Proteas in England
Broad a danger to Proteas?
Cape Town – For all the fuss around Kevin Pietersen’s
omission from the England side for the decisive third Test against South Africa
at Lord’s from Thursday, there may be some irony in the fact that Stuart Broad
arguably shapes as the Proteas’ main obstacle to moving to No 1 in the Test
rankings over the course of the next few days.
There is little doubt that the absence of the
ever-controversial, Maritzburg-born Pietersen, fresh off a smoking-gun knock of
149 in the drawn second Test at Headingley, takes away a significant amount of
menace from England’s batting order, whatever the merits or demerits of his
cold shoulder treatment.

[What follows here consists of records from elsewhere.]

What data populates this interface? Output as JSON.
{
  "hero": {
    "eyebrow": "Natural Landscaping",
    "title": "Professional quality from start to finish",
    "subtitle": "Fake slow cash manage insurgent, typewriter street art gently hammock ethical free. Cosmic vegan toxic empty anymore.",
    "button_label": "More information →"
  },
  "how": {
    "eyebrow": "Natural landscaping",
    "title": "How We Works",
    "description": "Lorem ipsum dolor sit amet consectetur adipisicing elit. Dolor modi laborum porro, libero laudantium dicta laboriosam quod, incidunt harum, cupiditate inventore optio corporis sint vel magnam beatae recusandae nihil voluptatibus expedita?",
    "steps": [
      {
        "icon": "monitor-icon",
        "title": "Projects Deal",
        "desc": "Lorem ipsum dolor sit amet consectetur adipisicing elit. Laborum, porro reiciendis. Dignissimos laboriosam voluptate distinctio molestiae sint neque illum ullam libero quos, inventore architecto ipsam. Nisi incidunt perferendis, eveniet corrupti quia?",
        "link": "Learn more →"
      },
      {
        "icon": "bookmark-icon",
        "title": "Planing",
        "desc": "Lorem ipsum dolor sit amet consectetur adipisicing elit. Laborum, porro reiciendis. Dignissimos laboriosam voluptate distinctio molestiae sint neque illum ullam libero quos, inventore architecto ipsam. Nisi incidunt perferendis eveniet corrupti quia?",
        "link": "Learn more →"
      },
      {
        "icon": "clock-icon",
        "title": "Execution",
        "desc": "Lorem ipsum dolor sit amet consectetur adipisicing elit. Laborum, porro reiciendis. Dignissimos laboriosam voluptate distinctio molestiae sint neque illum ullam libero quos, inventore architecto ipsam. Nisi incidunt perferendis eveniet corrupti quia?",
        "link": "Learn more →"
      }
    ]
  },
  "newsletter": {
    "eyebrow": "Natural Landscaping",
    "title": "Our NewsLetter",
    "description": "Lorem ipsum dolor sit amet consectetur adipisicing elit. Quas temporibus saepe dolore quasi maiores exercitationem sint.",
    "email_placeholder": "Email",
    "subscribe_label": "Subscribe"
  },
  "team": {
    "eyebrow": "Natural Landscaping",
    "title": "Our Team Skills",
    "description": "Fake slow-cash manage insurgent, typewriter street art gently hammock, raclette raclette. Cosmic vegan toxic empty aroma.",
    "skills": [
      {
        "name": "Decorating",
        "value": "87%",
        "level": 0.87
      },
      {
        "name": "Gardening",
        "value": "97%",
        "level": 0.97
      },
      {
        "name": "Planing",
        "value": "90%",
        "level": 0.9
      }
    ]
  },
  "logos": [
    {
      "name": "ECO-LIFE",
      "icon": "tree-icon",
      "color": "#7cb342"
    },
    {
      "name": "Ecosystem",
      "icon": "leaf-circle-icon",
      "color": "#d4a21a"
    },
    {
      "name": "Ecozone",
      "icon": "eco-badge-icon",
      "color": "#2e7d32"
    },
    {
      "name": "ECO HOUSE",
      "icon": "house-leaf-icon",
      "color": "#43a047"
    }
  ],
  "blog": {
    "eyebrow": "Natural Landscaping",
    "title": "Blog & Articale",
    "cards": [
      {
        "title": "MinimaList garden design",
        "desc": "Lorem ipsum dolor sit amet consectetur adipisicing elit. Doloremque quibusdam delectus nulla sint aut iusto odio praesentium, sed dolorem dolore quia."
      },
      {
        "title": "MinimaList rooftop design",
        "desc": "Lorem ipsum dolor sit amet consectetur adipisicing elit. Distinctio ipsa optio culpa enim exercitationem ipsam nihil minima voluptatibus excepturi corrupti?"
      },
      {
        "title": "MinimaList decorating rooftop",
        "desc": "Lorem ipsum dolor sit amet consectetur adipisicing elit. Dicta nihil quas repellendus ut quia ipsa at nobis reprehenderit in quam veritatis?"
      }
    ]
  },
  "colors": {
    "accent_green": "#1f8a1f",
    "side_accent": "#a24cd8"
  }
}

But if there is a remaining, genuine “form” player in the
home ranks for this enticing encounter – the Proteas will both win the series
and go top of the global pile if they simply avoid defeat – it is probably
lower order all-rounder Broad.
The irony of that situation lies in the fact that the lanky
26-year-old has been the subject of rumours in the last few days that he, as
much as any other player, has been at odds with the big-personality Pietersen
in the England dressing room.
It stems from the fact that a fake, mocking “KP” Twitter
account was created during Pietersen’s spat with his England bosses by a known
friend of Broad’s.
The account has since been taken down, but Broad – England’s
Twenty20 captain and now one of their senior players across the codes -- was
forced to go as far as to officially deny any involvement in its establishment.
The incident is sure to leave at least some sort of
aftertaste, even if it appears there are fresh conciliatory moves featuring
Pietersen and the ECB.
But if the Proteas feel they may have an easier ride in this
Test match, on paper, given Pietersen’s sudden omission after being such a
stalwart of their middle order, they would do well to consider that Broad may
just be particularly fired-up to shine at Lord’s.
While it is sometimes suggested that visiting teams to the
hallowed venue often get a bigger thrill out of playing there than England do,
because of the rarer opportunities to get on the honours boards for centuries
or major hauls of wickets, Broad might be considered an “exception” to the
trend because it is traditionally a very happy hunting ground for him.
He also enters the Test on a personal roll, after being the
one England paceman to finally get a bee in his bonnet at Leeds – Broad had
gone wicketless in the hammering at The Oval -- where he grabbed a
second-innings “five-for” with some hostile fare.
Included among his victims was the prize scalp of Jacques
Kallis, out gloving a short-pitched snorter as he tried in vain to evade it.
Broad’s was perhaps the most aggressive spell of shock
bowling on either side yet in the series, which has been marked mostly by
slowish pitches and thus not quite the level of high-pace thrills anticipated
before series hostilities began.
He and Lord’s have been productive bedfellows: in his last
Test there, against West Indies earlier this season, Broad grabbed career-best
single-innings figures of seven for 72 in the tourists’ first knock, and
followed it up with another four scalps in the second for comfortable rights to
the player-of-the-match award.
Against India at the same ground in 2011 – a major series
England won with surprising ease – he claimed seven wickets in the match and
also struck an unbeaten 74.
Just a year earlier, Lord’s was also the location for
Broad’s career-best batting effort: a remarkable, record-breaking innings of
169 from as low as the No 9 position after England had collapsed to 102 for
seven in the first innings against Pakistan.
Thanks to his heroics, in tandem with a big century from
Jonathan Trott (a slightly less tempestuous South African-born England batsman
than Pietersen is) the hosts recovered to an entirely beefier 446 all out.
Whether Pietersen had turned out or not, smart money
suggests South Africa will do enough to secure the series at Lord’s, on current
form and based on notably greater team stability, too.
But they might do well to consider that a certain SCJ Broad,
who has got under the Proteas’ skins before, will be among remaining England
players with determined, party-spoiling plans.
*Play starts at noon (SA time) from Thursday.
*Follow our chief
writer on Twitter: @RobHouwing